START RECORDS FOR THIS TASK

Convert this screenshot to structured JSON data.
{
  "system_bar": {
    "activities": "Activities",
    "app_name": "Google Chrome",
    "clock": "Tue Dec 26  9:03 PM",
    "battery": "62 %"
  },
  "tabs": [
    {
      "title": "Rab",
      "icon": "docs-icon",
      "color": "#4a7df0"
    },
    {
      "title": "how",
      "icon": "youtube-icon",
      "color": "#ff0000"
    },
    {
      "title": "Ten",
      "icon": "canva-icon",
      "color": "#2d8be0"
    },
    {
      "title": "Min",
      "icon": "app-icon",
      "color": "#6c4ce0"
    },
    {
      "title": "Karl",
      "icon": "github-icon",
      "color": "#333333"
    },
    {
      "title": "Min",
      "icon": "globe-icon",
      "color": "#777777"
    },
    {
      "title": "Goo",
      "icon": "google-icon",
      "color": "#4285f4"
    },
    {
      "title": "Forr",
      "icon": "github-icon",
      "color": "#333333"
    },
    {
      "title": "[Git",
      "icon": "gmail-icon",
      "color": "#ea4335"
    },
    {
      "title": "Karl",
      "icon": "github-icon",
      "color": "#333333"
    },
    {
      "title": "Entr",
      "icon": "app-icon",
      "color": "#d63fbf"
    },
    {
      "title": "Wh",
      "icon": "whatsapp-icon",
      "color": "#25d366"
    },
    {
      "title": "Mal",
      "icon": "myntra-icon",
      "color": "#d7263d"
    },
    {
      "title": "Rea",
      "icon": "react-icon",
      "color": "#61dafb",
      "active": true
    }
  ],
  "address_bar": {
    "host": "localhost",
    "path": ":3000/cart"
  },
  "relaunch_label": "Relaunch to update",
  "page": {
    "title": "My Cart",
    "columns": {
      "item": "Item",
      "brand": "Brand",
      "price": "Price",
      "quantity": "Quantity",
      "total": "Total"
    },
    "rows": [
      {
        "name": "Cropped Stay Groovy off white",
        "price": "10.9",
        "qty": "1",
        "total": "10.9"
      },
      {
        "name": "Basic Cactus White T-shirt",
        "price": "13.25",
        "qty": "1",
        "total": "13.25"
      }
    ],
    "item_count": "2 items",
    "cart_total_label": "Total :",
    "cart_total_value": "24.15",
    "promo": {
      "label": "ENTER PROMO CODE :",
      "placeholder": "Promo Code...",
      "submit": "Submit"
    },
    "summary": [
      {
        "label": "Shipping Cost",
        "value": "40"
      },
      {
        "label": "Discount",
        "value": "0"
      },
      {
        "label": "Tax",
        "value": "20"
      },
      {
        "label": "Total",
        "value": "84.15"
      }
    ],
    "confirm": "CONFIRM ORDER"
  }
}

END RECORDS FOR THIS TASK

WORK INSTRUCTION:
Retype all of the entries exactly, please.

EXERCISE OUTPUT:
Convert this screenshot to structured JSON data.
{
  "system_bar": {
    "activities": "Activities",
    "app_name": "Google Chrome",
    "clock": "Tue Dec 26  9:03 PM",
    "battery": "62 %"
  },
  "tabs": [
    {
      "title": "Rab",
      "icon": "docs-icon",
      "color": "#4a7df0"
    },
    {
      "title": "how",
      "icon": "youtube-icon",
      "color": "#ff0000"
    },
    {
      "title": "Ten",
      "icon": "canva-icon",
      "color": "#2d8be0"
    },
    {
      "title": "Min",
      "icon": "app-icon",
      "color": "#6c4ce0"
    },
    {
      "title": "Karl",
      "icon": "github-icon",
      "color": "#333333"
    },
    {
      "title": "Min",
      "icon": "globe-icon",
      "color": "#777777"
    },
    {
      "title": "Goo",
      "icon": "google-icon",
      "color": "#4285f4"
    },
    {
      "title": "Forr",
      "icon": "github-icon",
      "color": "#333333"
    },
    {
      "title": "[Git",
      "icon": "gmail-icon",
      "color": "#ea4335"
    },
    {
      "title": "Karl",
      "icon": "github-icon",
      "color": "#333333"
    },
    {
      "title": "Entr",
      "icon": "app-icon",
      "color": "#d63fbf"
    },
    {
      "title": "Wh",
      "icon": "whatsapp-icon",
      "color": "#25d366"
    },
    {
      "title": "Mal",
      "icon": "myntra-icon",
      "color": "#d7263d"
    },
    {
      "title": "Rea",
      "icon": "react-icon",
      "color": "#61dafb",
      "active": true
    }
  ],
  "address_bar": {
    "host": "localhost",
    "path": ":3000/cart"
  },
  "relaunch_label": "Relaunch to update",
  "page": {
    "title": "My Cart",
    "columns": {
      "item": "Item",
      "brand": "Brand",
      "price": "Price",
      "quantity": "Quantity",
      "total": "Total"
    },
    "rows": [
      {
        "name": "Cropped Stay Groovy off white",
        "price": "10.9",
        "qty": "1",
        "total": "10.9"
      },
      {
        "name": "Basic Cactus White T-shirt",
        "price": "13.25",
        "qty": "1",
        "total": "13.25"
      }
    ],
    "item_count": "2 items",
    "cart_total_label": "Total :",
    "cart_total_value": "24.15",
    "promo": {
      "label": "ENTER PROMO CODE :",
      "placeholder": "Promo Code...",
      "submit": "Submit"
    },
    "summary": [
      {
        "label": "Shipping Cost",
        "value": "40"
      },
      {
        "label": "Discount",
        "value": "0"
      },
      {
        "label": "Tax",
        "value": "20"
      },
      {
        "label": "Total",
        "value": "84.15"
      }
    ],
    "confirm": "CONFIRM ORDER"
  }
}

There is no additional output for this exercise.